Small independent energy producers trying to elbow in on big Alaska utilities
September 12, 2013
By Suzanna Caldwell | The Alaska Dispatch: It’s been 31 years since the Regulatory Commission of Alaska has taken a hard look at the rules of engagement when small, independent power producers try to sell energy to large electric utilities.
One man is hoping to change that and in the process not only encourage development of independent power producers — many of which focus on clean, renewable electricity — but also help Alaskans deal with the soaring cost of energy.
Mike Craft, managing partner of Alaska Environmental Power, LLC and co-owner of the Delta Wind Farm, filed an informal complaint with the regulatory body last month in an effort to force the commission to reconsider its rules governing how utilities negotiate with smaller power producers wanting to connect to the grid.
Craft, a self-described “bulldog,” has tried to work with Golden Valley Electric Association for years to incorporate his operation into the electric grid. He and other small power producers contend the utilities hold all the power when negotiating how much they’ll pay for electricity from independent producers. With no safeguards in place, he argues, small businesses are at the mercy of the utilities. Craft says the goal is to offer a level playing field for independent power producers while diversifying Alaska’s energy sources.

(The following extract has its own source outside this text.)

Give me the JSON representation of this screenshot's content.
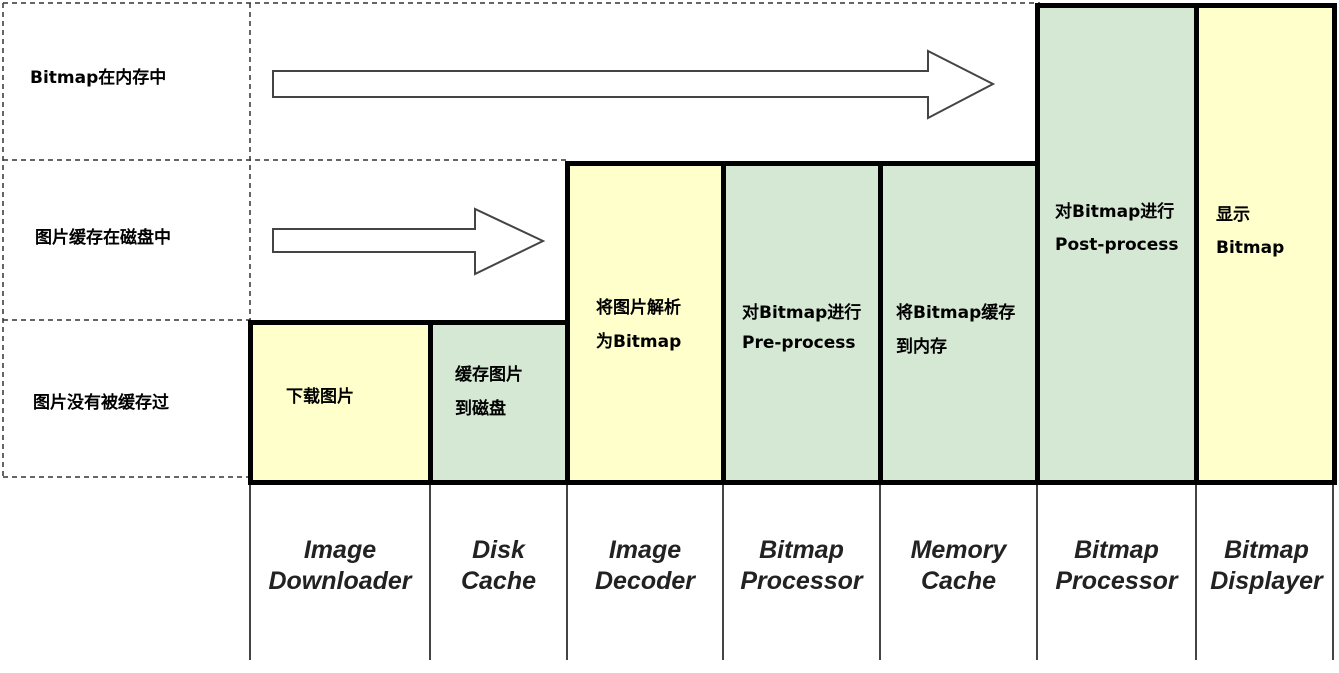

The Regulatory Commission examined Craft’s informal request Wednesday, with the five-member commission voting unanimously to put the issue on the “R docket” – or rule docket. That sets the request up for public comment, with the commission planning to take it up again at the beginning of 2014. At that time, the commission will take a harder, more in-depth look at whether it has the authority to change regulations governing how utilities negotiate with small energy producers.